25 Things to Expect From a Startup Internship

Over the past year I’ve been on a startup internship adventure that has taken me across the globe. I’ve had the opportunity to be a part of two early stage companies on two separate continents, each with their own unique of values, goals, and culture that I really dig.

Both of these experiences have changed my life drastically in their own ways. I think both companies have great missions to be the change they want to see in the world and I’m happy to have played a part in that change.

My first internship was with my favorite blog, Postmasculine. Globetrotting entrepreneur Mark Manson had just pivoted his brand and was looking for a few loyal readers that were interested in learning about Internet Marketing and the startup lifestyle to help push his business to the next level. Having helped boost his traffic numbers for a few months prior to the offer, I was a shoe-in and ended up landing a spot on the team. I moved down to Medellin, Colombia to our new “main office” which was a 4 bedroom penthouse with a hot tub and a roof deck and got to work.

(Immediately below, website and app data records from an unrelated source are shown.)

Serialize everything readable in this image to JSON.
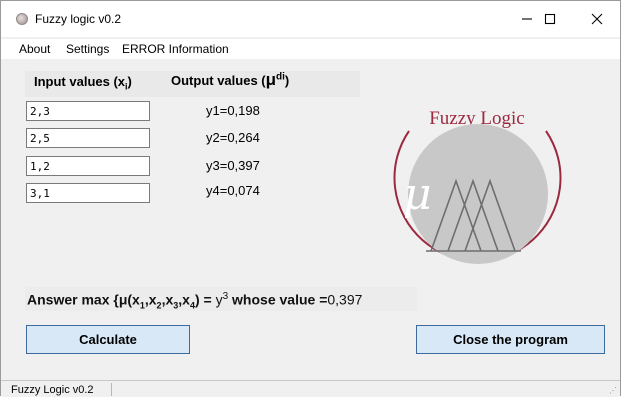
{
  "window": {
    "title": "Fuzzy logic v0.2",
    "controls": [
      "minimize-icon",
      "maximize-icon",
      "close-icon"
    ]
  },
  "menu": {
    "items": [
      "About",
      "Settings",
      "ERROR Information"
    ]
  },
  "headers": {
    "input_label": "Input values  (x",
    "input_sub": "i",
    "input_close": ")",
    "output_label": "Output values (",
    "output_mu": "μ",
    "output_sup": "di",
    "output_close": ")"
  },
  "inputs": [
    {
      "value": "2,3"
    },
    {
      "value": "2,5"
    },
    {
      "value": "1,2"
    },
    {
      "value": "3,1"
    }
  ],
  "outputs": [
    "y1=0,198",
    "y2=0,264",
    "y3=0,397",
    "y4=0,074"
  ],
  "answer": {
    "prefix": "Answer max {μ(x",
    "s1": "1",
    "c1": ",x",
    "s2": "2",
    "c2": ",x",
    "s3": "3",
    "c3": ",x",
    "s4": "4",
    "eq": ") = ",
    "y": "y",
    "ysup": "3",
    "suffix": " whose value =",
    "value": "0,397"
  },
  "buttons": {
    "calculate": "Calculate",
    "close": "Close the program"
  },
  "logo": {
    "text": "Fuzzy Logic",
    "symbol": "μ"
  },
  "statusbar": {
    "text": "Fuzzy Logic v0.2"
  },
  "colors": {
    "logo_text": "#9b2a3f",
    "logo_arc": "#9b2a3f",
    "logo_disc": "#c8c8c8",
    "button_bg": "#d9e8f7",
    "button_border": "#3d6a9c"
  }
}
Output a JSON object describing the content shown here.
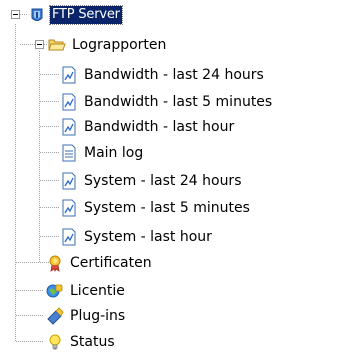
{
  "tree": {
    "root": {
      "label": "FTP Server",
      "icon": "ftp-server-icon",
      "expanded": true,
      "selected": true
    },
    "lograpporten": {
      "label": "Lograpporten",
      "icon": "open-folder-icon",
      "expanded": true,
      "children": [
        {
          "label": "Bandwidth - last 24 hours",
          "icon": "report-chart-icon"
        },
        {
          "label": "Bandwidth - last 5 minutes",
          "icon": "report-chart-icon"
        },
        {
          "label": "Bandwidth - last hour",
          "icon": "report-chart-icon"
        },
        {
          "label": "Main log",
          "icon": "text-document-icon"
        },
        {
          "label": "System - last 24 hours",
          "icon": "report-chart-icon"
        },
        {
          "label": "System - last 5 minutes",
          "icon": "report-chart-icon"
        },
        {
          "label": "System - last hour",
          "icon": "report-chart-icon"
        }
      ]
    },
    "certificaten": {
      "label": "Certificaten",
      "icon": "certificate-icon"
    },
    "licentie": {
      "label": "Licentie",
      "icon": "license-icon"
    },
    "plugins": {
      "label": "Plug-ins",
      "icon": "plugin-icon"
    },
    "status": {
      "label": "Status",
      "icon": "lightbulb-icon"
    }
  },
  "colors": {
    "selection": "#0a246a",
    "connector": "#a0a0a0",
    "expander_border": "#919b9c"
  }
}
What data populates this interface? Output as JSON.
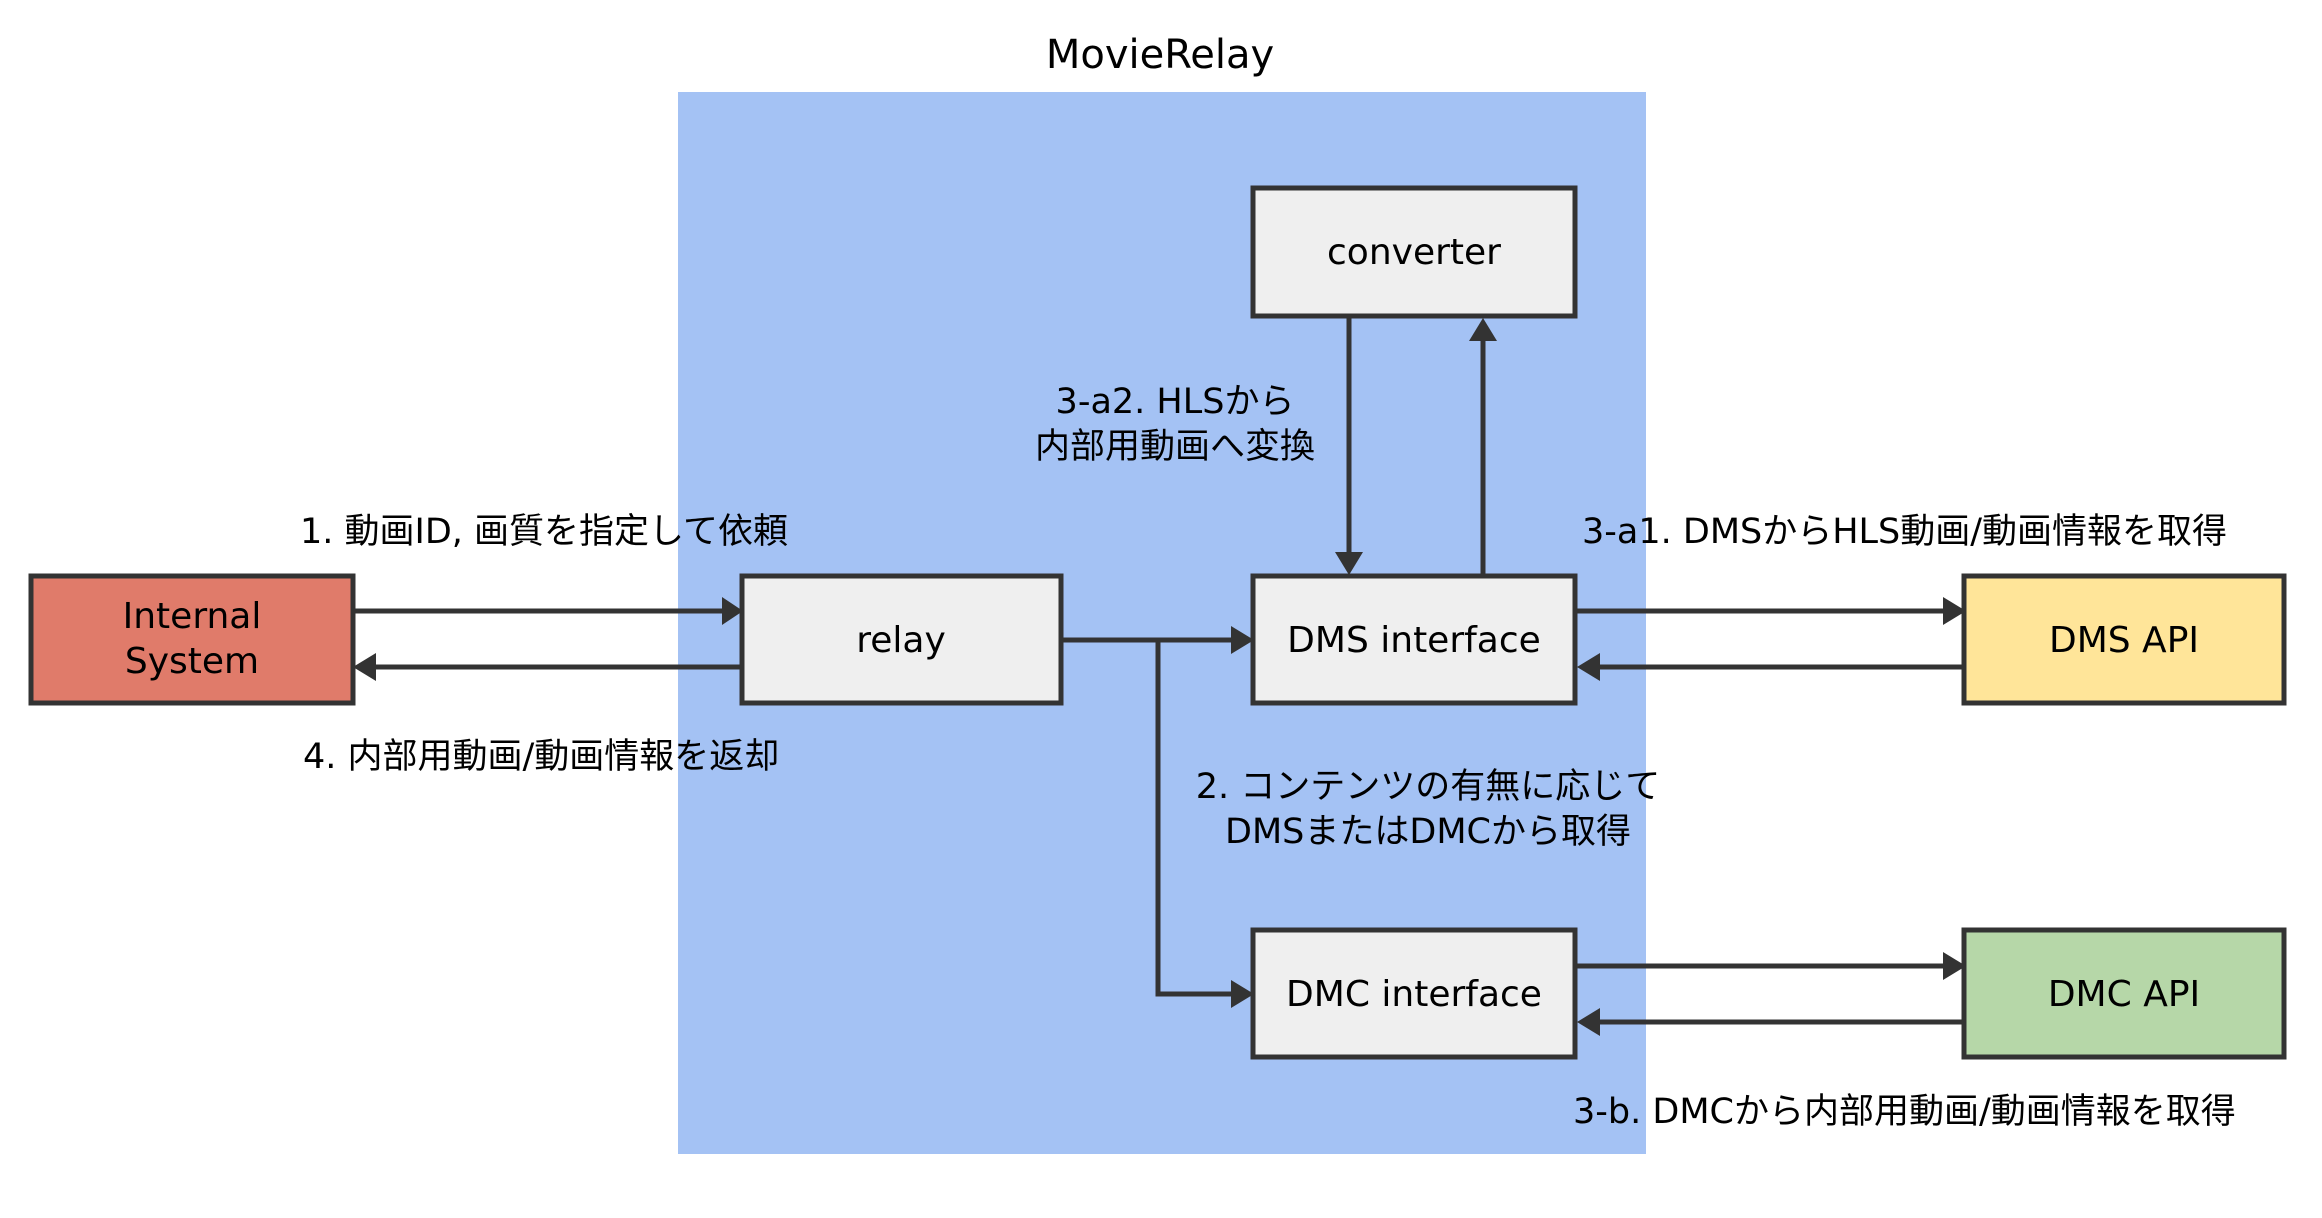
{
  "diagram": {
    "title": "MovieRelay",
    "colors": {
      "container_fill": "#a4c2f4",
      "box_fill": "#efefef",
      "internal_fill": "#e07b6a",
      "dms_api_fill": "#ffe599",
      "dmc_api_fill": "#b6d7a8",
      "line": "#333333"
    },
    "nodes": {
      "internal_system": {
        "line1": "Internal",
        "line2": "System"
      },
      "relay": {
        "label": "relay"
      },
      "converter": {
        "label": "converter"
      },
      "dms_interface": {
        "label": "DMS interface"
      },
      "dmc_interface": {
        "label": "DMC interface"
      },
      "dms_api": {
        "label": "DMS API"
      },
      "dmc_api": {
        "label": "DMC API"
      }
    },
    "edges": {
      "step1": "1. 動画ID, 画質を指定して依頼",
      "step4": "4. 内部用動画/動画情報を返却",
      "step2_line1": "2. コンテンツの有無に応じて",
      "step2_line2": "DMSまたはDMCから取得",
      "step3a1": "3-a1. DMSからHLS動画/動画情報を取得",
      "step3a2_line1": "3-a2. HLSから",
      "step3a2_line2": "内部用動画へ変換",
      "step3b": "3-b. DMCから内部用動画/動画情報を取得"
    }
  }
}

I learned a so much at Postmasculine. Mark gave us interns room to work and a lot of trust to experiment with his company from the start. The truth was this was uncharted territory for him. We were learning things he himself did not even know, so there had to be that element of trust or it wasn’t going to work.

We accomplished a lot down in Medellin, but it didn’t translate to a full time job. Although at the time not turning the internship into a full time world traveling gig was disappointing, I learned so much it was absolutely worth it. Not only did I get my first experience traveling the world, but I learned some valuable lessons about startups that I don’t think I would have if I had not been a part of an early stage company with huge goals. Also, I got some great friends. 

When I came back home I was looking for a job, but I ended up landing myself another internship (Program Associate) here at the Startup Institute in Boston. Although the environment had many differences, such as no sunny roof deck or room for my preferred bat-like life/sleep schedule, there have been many similarities.

Much like at Postmasculine, I’ve been given a lot of freedom. Many of the things I’m working on I’ve thought up myself. Many of the projects given to me are almost completely up to me. When I ask a question on what to do, usually the response is “YOU decide and tell us what you are going to do”. This has helped me feel more confident in my decision making skills and makes me think harder about my time management and my process. Again, there is a lot of trust and I think it has helped me grow and learn more than an environment where I am just told what to do.

Because one of the main things I learned at my last two startup internships is that “time is valuable”, I’ll save both yours and mine and cut the rest of this down to a bullet pointed list of things I have learned


  • You have the opportunity to learn from great people who want to invest in your success
  • You feel the pressure of deadlines and see it in the faces of your co-workers and the CEO
  • Mistakes are for fixing and learning, not hiding or crying about
  • You get hands on experience, thrown right into the fire. It’s do or die.
  • You have to carve out your spot, sometimes with little direction.
  • Your co-workers are your family.
  • Sometimes the office is home, both literally and figuratively.
  • “Hours” don’t always exist, it’s more like a get as much work done as you can free-for-all
  • You have to be able to change what you are doing on a dime
  • You learn to make clear asks and points, or suffer the awkwardness of wasting time
  • You have to accept full responsibility for your actions, time, goals, and learning
  • Others are there to help, but you have to ask for it, it won’t just come
  • Action is more powerful than words
  • Growth Mindset- everyday is an opportunity to learn and grow
  • The willingness to take risks, make decisions, and deal with pressure
  • How to manage your own time and be accountable to yourself and your duties without someone watching over you
  • The value of emotional intelligence in the workplace
  • The value of coachability and willingness to accept feedback
  • A get shit done attitude is paramount.
  • Functioning within a team and team dynamics
  • Failure is not a reflection on your character - Max Thayer
  • Value yourself and your skills
  • A hunger for doing things that have not been done before
  • Don’t lose site of the mission or your values
  • Most importantly, be a human being


Zac Champigny is the Program Associate for the Spring ‘13 Startup Institute class. Coming from a coaching background, he dove head first into startups and world travel back in May of 2012 and hasn’t looked back since. Zac loves the Internet and thinks it’s the best tool we have ever had to help make the world a better place and come together as human beings.

You can follow him on Twitter, add him on Linkedin.